In early December, the Trump Administration proposed a final rule making work requirements stricter for those getting Supplemental Nutrition Assistance Program (SNAP) benefits. This rule builds off the initial proposal mentioned in August.
Under SNAP’s current work requirements, able-bodied adults are not supposed to receive benefits for more than three months during a three-year period unless they have a job or are enrolled in education and training programs for 20 hours a week. Additionally, regulations stipulate states can waive the time limit of beneficiaries if the unemployment rate within the state was 20% above the national rate of unemployment.
The new rule moves the threshold of unemployment to 6%, meaning a state must have an unemployment rate higher than 6% to be permitted to waive the three-month limit. At the announcement of this rule, Alaska was the only state with an unemployment rate higher than 6% and therefore the only state qualifying for the waiver.
Nearly 700,000 adults are to be deemed ineligible for SNAP as the rule targets able-bodied adults between 18-49 years of age, without children or dependents. The estimated savings of no longer having these beneficiaries is nearly $5.5 billion over 5 years. This rule is set to go in effect April 1st, 2020; however, 14 states have banded together to challenge the attack on food security.
The lawsuit, brought by a coalition of attorneys generals across 14 states, is suing the Agricultural Department for its rule threatening hundreds of thousands. Main arguments are that the Administration unlawfully limited states’ discretion to exempt certain adults from work requirements. These restrictions are a continuation of Trump’s April 2018 executive order titled “Reducing Poverty in America by Promoting Opportunity and Economic Mobility”, with a goal of creating more work programs, limiting overall public assistance, and reducing federal costs. However, the limiting of access will not increase employment, instead, it will increase hunger. This change denies vulnerable Americans acces to the vital SNAP benefits, this rule challenges their safety as the likely outcome of this rule will be an increase in economic uncertainty, health care costs, and hunger.
The groups who will be the most-hard hit are black and Hispanic households, women, and the LGBT+ community members.
The states that are suing are: California, Connecticut, Maryland, Massachusetts, Michigan, Minnesota, Nevada, New Jersey, New York, Oregon, Pennsylvania, Rhode Island, Vermont and Virginia.

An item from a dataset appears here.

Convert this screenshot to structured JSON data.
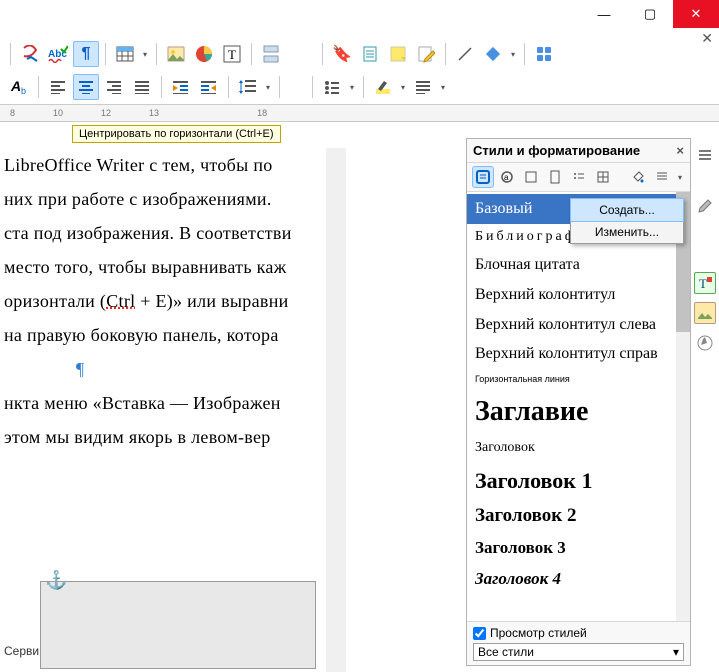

- CLASP : A national, nonpartisan, anti-poverty nonprofit advancing policy solutions for low-income people.
- Feeding America : A national organization whose goal is to provide food access to millions through food banks and food panties.
Photo by NeONBRAND